  1. Find all photos under the Photos-Mod directory
  2. Find each corresponding photo under Photos-Orig
  3. Invoke exiftools with correct arguments

Finding all photos

This is easy by using a glob expression like ~/Photo-Mod/*/*.

Finding the corresponding photo

Given a full path, we can substitute the Photo-Mod for Photo-Orig. We further change the file extension to * so that we have another glob expression. If this glob matches no files, we print an error message, but simply carry on.

Invoking exiftools is now easy.

A Bash solution

Quick recap of Bash syntax:

  • Foreach-loops:

    for variable in EXPR; do
  • If-else:

    if COND; then
  • Filetests: [ -e $file ] (-e tests for existence of files)

  • variable assignments: var=$(COMMANDS).

We can use regular expressions via sed.

# There are probably more elegant ways, but I don't know much bash
for mod in ~/Photo-Mod/*/*/*; do
  orig=$(echo $mod | sed -e 's/Photo-Mod/Photo-Orig/;s/\.[^.]*$/.*/');
  orig=($orig); # Apply the glob expression, select result
  if [ -e $orig ]; then
    exiftool -overwrite_original_in_place -tagsFromFile "$mod" -gps:all "$orig";
    echo "No corresponding file for $mod found. Skipping!" >&2;

This can be run directly on the commandline by removing all newlines. You can also put it into a shell script., and invoke it from there.

(Note: tested with similar glob expressions and without exiftools under GNU bash)

A Perl solution

Quick introduction to Perl syntax:

  • Foreach-loops:

    for my $variable (LIST) {
  • If-else:

    if (COND) {
    } else {
  • Filetests: -e $filename

  • variable assignments: my $var = EXPR;

Regular expressions are part of the language, and can be applied by $var =~ /REGEX/.

use strict; use warnings; # helps us write better scripts
use autodie; # automatic error handling

for my $mod (glob '~/Photo-Mod/*/*/*') {
  my $orig = $mod;
  $orig =~ s/Photo-Mod/Photo-Orig/;
  $orig =~ s/\.[^.]*$/.*/;
  if (($orig) = glob qq("$orig")) { # implicitly tests for existence
    system 'exiftool', '-overwrite_original_in_place',
      '-tagsFromFile', $mod, '-gps:all', $orig;
  } else {
    warn "No corresponding file for $mod found. Skipping!\n";

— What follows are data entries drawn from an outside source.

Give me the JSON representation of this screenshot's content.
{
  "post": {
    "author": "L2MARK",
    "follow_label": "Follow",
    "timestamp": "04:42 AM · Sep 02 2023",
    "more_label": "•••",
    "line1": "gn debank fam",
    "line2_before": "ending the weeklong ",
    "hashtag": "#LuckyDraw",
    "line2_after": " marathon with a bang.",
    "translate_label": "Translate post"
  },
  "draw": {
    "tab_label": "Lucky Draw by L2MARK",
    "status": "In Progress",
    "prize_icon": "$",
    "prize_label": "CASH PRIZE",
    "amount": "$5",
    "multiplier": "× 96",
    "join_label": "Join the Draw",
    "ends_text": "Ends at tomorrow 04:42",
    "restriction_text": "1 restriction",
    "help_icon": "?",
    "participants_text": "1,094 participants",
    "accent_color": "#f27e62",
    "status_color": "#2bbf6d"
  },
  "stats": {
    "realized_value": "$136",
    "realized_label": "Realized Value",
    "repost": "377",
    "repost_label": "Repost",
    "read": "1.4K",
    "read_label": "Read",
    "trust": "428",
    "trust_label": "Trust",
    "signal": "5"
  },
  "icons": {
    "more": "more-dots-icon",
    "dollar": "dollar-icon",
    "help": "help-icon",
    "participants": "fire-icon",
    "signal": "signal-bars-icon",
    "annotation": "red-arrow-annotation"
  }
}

You can dump the code in a file, then invoke it with perl script.pl. Or you can use a here-doc:

$ perl <<'END'
# The code goes here

(Note: The Perl scripts were tested with perls v16.3 and v14.2 on Linux.)

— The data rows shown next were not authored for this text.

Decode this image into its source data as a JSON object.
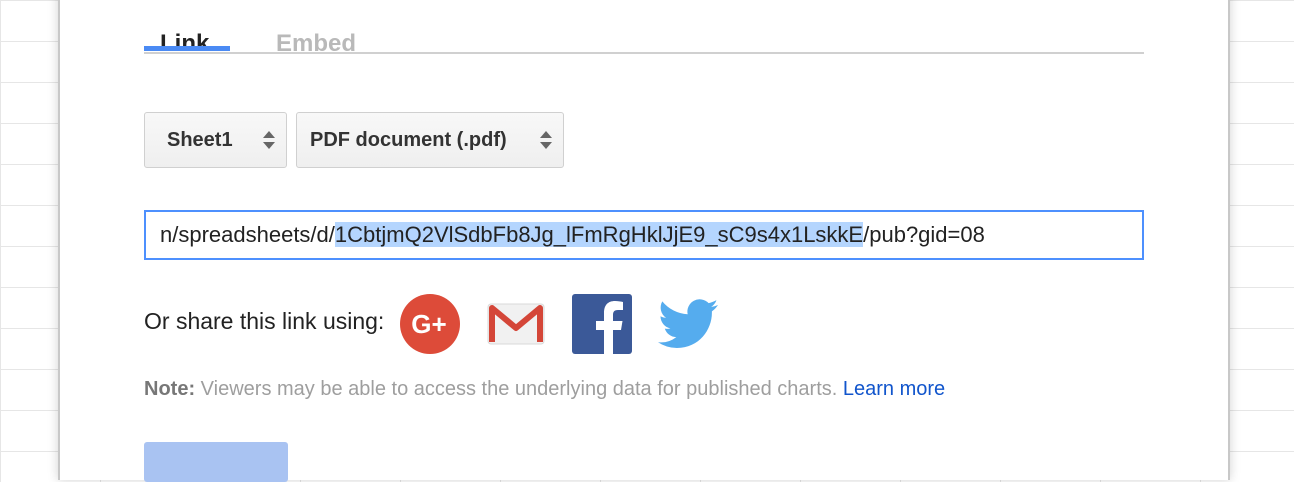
{
  "tabs": [
    {
      "label": "Link",
      "active": true
    },
    {
      "label": "Embed",
      "active": false
    }
  ],
  "selects": {
    "sheet": "Sheet1",
    "format": "PDF document (.pdf)"
  },
  "url": {
    "before": "n/spreadsheets/d/",
    "selected": "1CbtjmQ2VlSdbFb8Jg_lFmRgHklJjE9_sC9s4x1LskkE",
    "after": "/pub?gid=08"
  },
  "share": {
    "label": "Or share this link using:",
    "icons": [
      "google-plus-icon",
      "gmail-icon",
      "facebook-icon",
      "twitter-icon"
    ]
  },
  "note": {
    "prefix": "Note:",
    "text": " Viewers may be able to access the underlying data for published charts. ",
    "link": "Learn more"
  },
  "colors": {
    "accent": "#4a8af4",
    "link": "#1155cc",
    "selection": "#b4d5fe",
    "google_plus": "#dd4b39",
    "facebook": "#3b5998",
    "twitter": "#55acee"
  }
}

  • amon, this looks perfect. Will test and let you know how it goes! Thanks again for your help. – Ben Gross May 2 '13 at 22:18
  • Almost got it with the perl script I think. I am running in to trouble with the white spaces in the Event names (meaning directory names). Is there a way to get around that or do I have to rename everything? – Ben Gross May 4 '13 at 22:28
  • @BenGross Perl's glob function splits the given pattern at whitespace into subpatterns. Putting quotes around the argument should fix that—I updated my code accordingly. I don't have sufficiently deep knowledge of the parsing rules to make the same fix in the bash version. – amon May 4 '13 at 22:37
  • Your perl script works like a charm! Thanks amon. I was trying qq{} in different places in the script, but couldn't get it to work. Thanks again! – Ben Gross May 5 '13 at 16:08

Your Answer

By clicking “Post Your Answer”, you agree to our terms of service, privacy policy and cookie policy

Not the answer you're looking for? Browse other questions tagged or ask your own question.